START Given records

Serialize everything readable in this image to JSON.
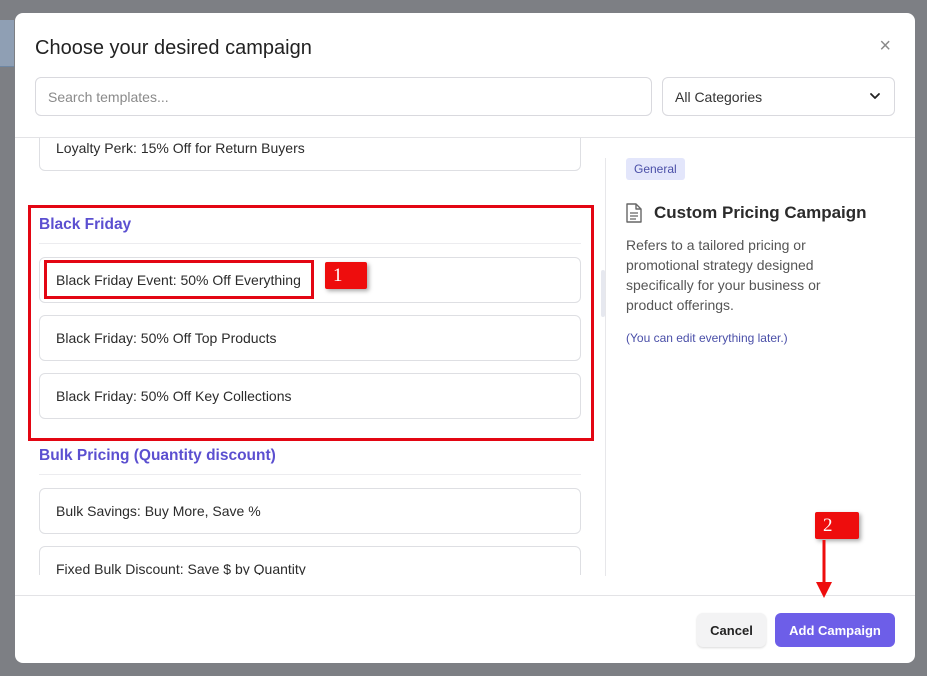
{
  "dialog": {
    "title": "Choose your desired campaign",
    "close_symbol": "×"
  },
  "search": {
    "placeholder": "Search templates...",
    "value": ""
  },
  "category_select": {
    "selected": "All Categories"
  },
  "templates": {
    "top_item": "Loyalty Perk: 15% Off for Return Buyers",
    "groups": [
      {
        "title": "Black Friday",
        "items": [
          "Black Friday Event: 50% Off Everything",
          "Black Friday: 50% Off Top Products",
          "Black Friday: 50% Off Key Collections"
        ]
      },
      {
        "title": "Bulk Pricing (Quantity discount)",
        "items": [
          "Bulk Savings: Buy More, Save %",
          "Fixed Bulk Discount: Save $ by Quantity"
        ]
      }
    ]
  },
  "details": {
    "badge": "General",
    "icon": "document-icon",
    "title": "Custom Pricing Campaign",
    "description": "Refers to a tailored pricing or promotional strategy designed specifically for your business or product offerings.",
    "note": "(You can edit everything later.)"
  },
  "footer": {
    "cancel_label": "Cancel",
    "add_label": "Add Campaign"
  },
  "annotations": {
    "marker_1": "1",
    "marker_2": "2",
    "highlight_color": "#e30613"
  },
  "colors": {
    "accent": "#6d5ee8",
    "group_title": "#5b4fd0"
  }
}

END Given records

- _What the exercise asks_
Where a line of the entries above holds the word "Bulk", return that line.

- _Final answer_
        "title": "Bulk Pricing (Quantity discount)",
          "Bulk Savings: Buy More, Save %",
          "Fixed Bulk Discount: Save $ by Quantity"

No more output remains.